by: Essex Porter Updated:
Seattle's new Socialist council member details her new plans to ramp up the pressure for a $15 an hour minimum wage-- so workers won't have to compromise.
Kshama Sawant had her first meeting today as a member of the mayor's advisory committee on a higher minimum wage.
She says it's too early to tell how that process will turn out, so she's organizing workers so that she can deal from a position of greater strength.
"If we want to see $15 an hour become a reality in Seattle for all the workers who need them, then the workers themselves need to be part of that movement,” Sawant told KIRO-7 in an exclusive interview.
Sawant urged workers to show their strength by attending a rally at the Seattle Labor Temple at 2:30 on Sunday afternoon Jan. 12.
Sawant didn't rule out compromises on a $15 an hour wage, such as phasing it in or exempting small businesses. However, she indicated such talk is premature.
"Compromise is really a question to be asked at the end of the road, not at the beginning of the road.
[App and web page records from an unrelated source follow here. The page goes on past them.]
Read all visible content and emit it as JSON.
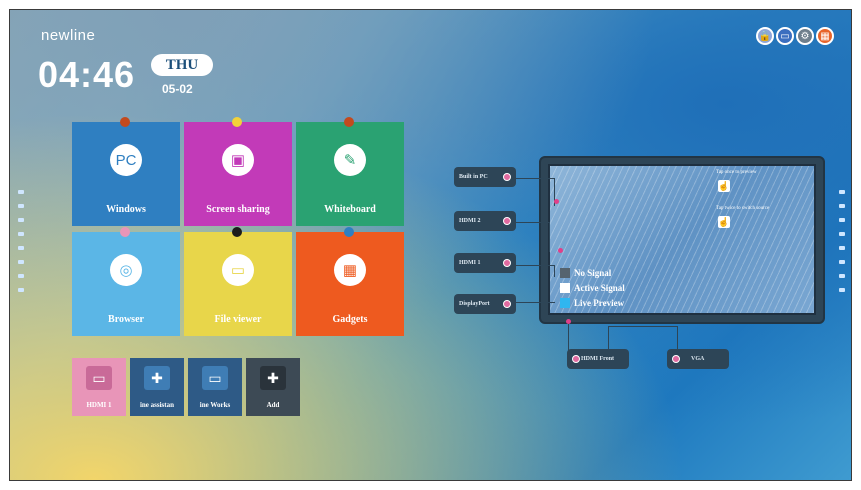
{
  "brand": "newline",
  "clock": {
    "time": "04:46",
    "day": "THU",
    "date": "05-02"
  },
  "top_icons": [
    {
      "name": "lock-icon",
      "glyph": "🔒",
      "color": "#8fa6d8"
    },
    {
      "name": "monitor-icon",
      "glyph": "▭",
      "color": "#3c6fbf"
    },
    {
      "name": "gear-icon",
      "glyph": "⚙",
      "color": "#6f7f8c"
    },
    {
      "name": "signal-source-icon",
      "glyph": "▦",
      "color": "#e8642a"
    }
  ],
  "tiles": [
    {
      "label": "Windows",
      "icon": "PC",
      "color": "#2f7fc1"
    },
    {
      "label": "Screen sharing",
      "icon": "▣",
      "color": "#c23ab8"
    },
    {
      "label": "Whiteboard",
      "icon": "✎",
      "color": "#2aa272"
    },
    {
      "label": "Browser",
      "icon": "◎",
      "color": "#5bb6e6"
    },
    {
      "label": "File viewer",
      "icon": "▭",
      "color": "#e8d64a"
    },
    {
      "label": "Gadgets",
      "icon": "▦",
      "color": "#ee5a1f"
    }
  ],
  "small_tiles": [
    {
      "label": "HDMI 1",
      "icon": "▭",
      "color": "#e895b8"
    },
    {
      "label": "ine assistan",
      "icon": "✚",
      "color": "#2e5a86"
    },
    {
      "label": "ine Works",
      "icon": "▭",
      "color": "#2e5a86"
    },
    {
      "label": "Add",
      "icon": "✚",
      "color": "#3d4a55"
    }
  ],
  "ports": {
    "built_in_pc": "Built in PC",
    "hdmi2": "HDMI 2",
    "hdmi1": "HDMI 1",
    "displayport": "DisplayPort",
    "hdmi_front": "HDMI Front",
    "vga": "VGA"
  },
  "legend": [
    {
      "label": "No Signal",
      "color": "#55636e"
    },
    {
      "label": "Active Signal",
      "color": "#ffffff"
    },
    {
      "label": "Live Preview",
      "color": "#2fb6f0"
    }
  ],
  "hints": {
    "preview": "Tap once to preview",
    "switch": "Tap twice to switch source"
  }
}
Right now we should building our forces and that's why it's important for people to join our grassroots effort," she said.
Asked if she is concerned that rallying public pressure in this way might create resentment among her fellow council members and Mayor Murray, Sawant responded, "The reality is that as government elected people, we are serving the people of Seattle. And absolutely central to our job is the point of view of the people of Seattle."
Sawant is putting the spotlight on the $15 an hour minimum wage, but says she feels just as strongly about more mundane issues like zoning and potholes. "Anything that negatively impacts the daily life of all the hard-working people in the city who make this city run is not mundane but very close to my heart."
Click here for more information on the rally at the Seattle Labor Temple.